Need I say more? Major labels are ruining the music industry, and stifling true creativity. You need look no further than The Mars Volta on that one. I remember the haydays of Cedric and Omar, in a band called At The Drive-In. And what are they now? They can't even release their albums on their own record label anymore. And for what? That damn, major-label check. Consider this: Is the music made inside your own space, when you had nothing better to do than express your emotions musically, the same as the music made in a studio, that you go to as a job, with the expectation of a paycheck at the end of your session?

Enter Dibidim, netlabel and all. No PFM review, no flash website, no tour. Just good beats and a myspace page. Now that's how you start a band these days. Just make some goddam music, then give it to everyone for a while. If it gets good response, you should probably cut a record. These guys needed to cut a record, this is mind-blowingly good material. Imagine, if you can, Air. The Air we remember from Moon Safari, the feeling that album gave you, then continue through the years with 10,000hz Legend and on through the discography until you come to Pocket Symphony. As an Air fan, I was a little disappointed with Pocket Symphony. It didn't have that same pop-sensibility that I remembered, nor the Brazilian influences (Azymuth in particular) that heralded them such a wide spectrum of fanship in the first place. It seemed very technical to me. Riders is a lot like what I would have expected Pocket Symphony to sound like, based on the sound of Air's previous albums, and the challenge of coming up with something enjoyable and engaging for new and old listeners ten years later. It's not exactly like any one Air album, it's just a sound that I could picture them coming up with on their own; I don't know why they didn't, but you could probably consider my question posed in the previous paragraph for some insight.

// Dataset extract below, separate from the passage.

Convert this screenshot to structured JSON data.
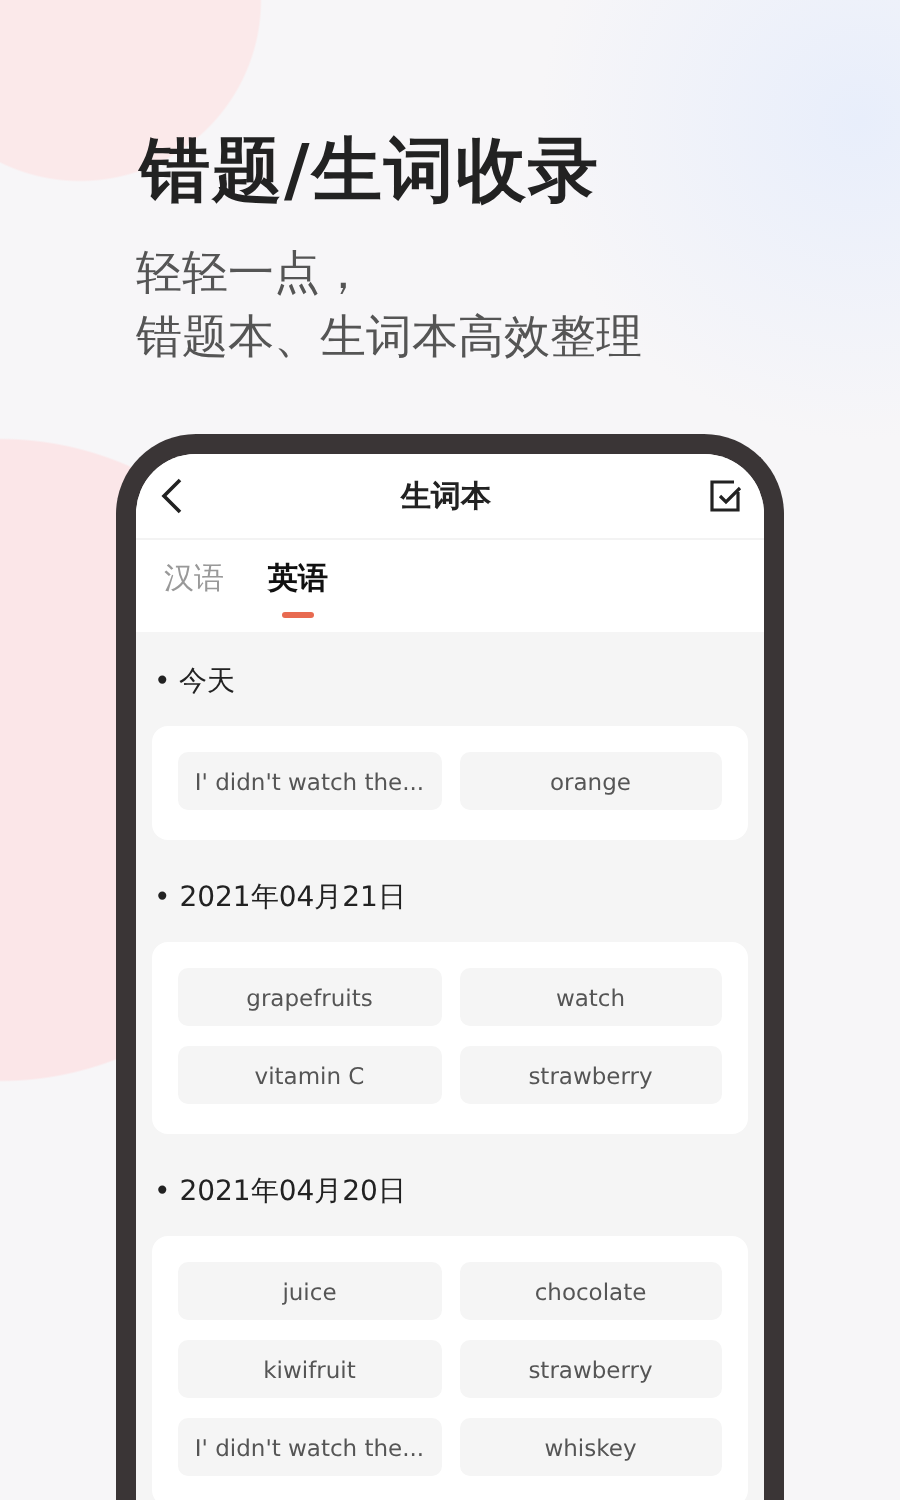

Riders starts slow, and stays that way aside from a few songs. It's nice though, because it builds a lot. You can tell that they worked on it through the winter. It just has that wintry feeling. The pace is really mellow. Most songs don't start with the hooks, you gotta wait for it. Also, it's pretty soundscapy, like lots of dream rushes (like where the drum goes whooshhhhhhhh, If I Were a Cowboy is the one I'm listening to now) and echoey space sounds, and of course it's all synth. The guys harmonize so nicely though, you wouldn't expect it from the beards. The whole album is pretty much synthy goodness and the guys' beautiful harmonies. Lifeguard sounds a lot like Kraftwerk, though. And on Angelhorns they use an Accordion, which makes me feel like I'm in Italy for some reason.

All in all, this is awesome. I'm going to be listening to it for quite a while, I'm sure.

UPDATE: I talked to Jeron via the MySpecs and he says, "we are making our second album early next year followed by a gigantic world tour with a massive psychedelic pop big band." I'm so excited! FTR, the psychedelic pop big band is NOT The Flaming Lips, despite my initial enthusiasms upon reading that.